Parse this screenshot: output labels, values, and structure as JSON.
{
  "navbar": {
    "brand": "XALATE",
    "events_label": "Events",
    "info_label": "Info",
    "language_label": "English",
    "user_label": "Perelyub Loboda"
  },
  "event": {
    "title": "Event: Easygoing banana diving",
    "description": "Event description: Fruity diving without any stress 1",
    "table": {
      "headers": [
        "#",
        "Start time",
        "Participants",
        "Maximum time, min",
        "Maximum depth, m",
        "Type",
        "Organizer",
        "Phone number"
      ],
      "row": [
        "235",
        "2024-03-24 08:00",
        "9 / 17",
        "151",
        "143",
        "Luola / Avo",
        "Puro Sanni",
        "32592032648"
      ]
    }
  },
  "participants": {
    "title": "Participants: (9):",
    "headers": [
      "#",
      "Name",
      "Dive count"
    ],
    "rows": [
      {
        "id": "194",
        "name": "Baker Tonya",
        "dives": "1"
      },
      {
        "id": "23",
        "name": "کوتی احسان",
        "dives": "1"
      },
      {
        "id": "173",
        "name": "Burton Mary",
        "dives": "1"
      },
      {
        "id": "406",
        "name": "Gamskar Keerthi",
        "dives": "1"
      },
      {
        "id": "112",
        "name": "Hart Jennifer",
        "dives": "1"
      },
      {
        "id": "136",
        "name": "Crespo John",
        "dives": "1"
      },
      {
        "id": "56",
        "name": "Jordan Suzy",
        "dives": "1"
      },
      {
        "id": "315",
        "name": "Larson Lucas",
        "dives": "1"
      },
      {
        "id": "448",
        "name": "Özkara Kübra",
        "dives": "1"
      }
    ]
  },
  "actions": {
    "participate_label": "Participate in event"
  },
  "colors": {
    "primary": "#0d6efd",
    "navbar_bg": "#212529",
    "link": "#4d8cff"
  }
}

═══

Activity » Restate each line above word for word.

Solved problem »
Parse this screenshot: output labels, values, and structure as JSON.
{
  "navbar": {
    "brand": "XALATE",
    "events_label": "Events",
    "info_label": "Info",
    "language_label": "English",
    "user_label": "Perelyub Loboda"
  },
  "event": {
    "title": "Event: Easygoing banana diving",
    "description": "Event description: Fruity diving without any stress 1",
    "table": {
      "headers": [
        "#",
        "Start time",
        "Participants",
        "Maximum time, min",
        "Maximum depth, m",
        "Type",
        "Organizer",
        "Phone number"
      ],
      "row": [
        "235",
        "2024-03-24 08:00",
        "9 / 17",
        "151",
        "143",
        "Luola / Avo",
        "Puro Sanni",
        "32592032648"
      ]
    }
  },
  "participants": {
    "title": "Participants: (9):",
    "headers": [
      "#",
      "Name",
      "Dive count"
    ],
    "rows": [
      {
        "id": "194",
        "name": "Baker Tonya",
        "dives": "1"
      },
      {
        "id": "23",
        "name": "کوتی احسان",
        "dives": "1"
      },
      {
        "id": "173",
        "name": "Burton Mary",
        "dives": "1"
      },
      {
        "id": "406",
        "name": "Gamskar Keerthi",
        "dives": "1"
      },
      {
        "id": "112",
        "name": "Hart Jennifer",
        "dives": "1"
      },
      {
        "id": "136",
        "name": "Crespo John",
        "dives": "1"
      },
      {
        "id": "56",
        "name": "Jordan Suzy",
        "dives": "1"
      },
      {
        "id": "315",
        "name": "Larson Lucas",
        "dives": "1"
      },
      {
        "id": "448",
        "name": "Özkara Kübra",
        "dives": "1"
      }
    ]
  },
  "actions": {
    "participate_label": "Participate in event"
  },
  "colors": {
    "primary": "#0d6efd",
    "navbar_bg": "#212529",
    "link": "#4d8cff"
  }
}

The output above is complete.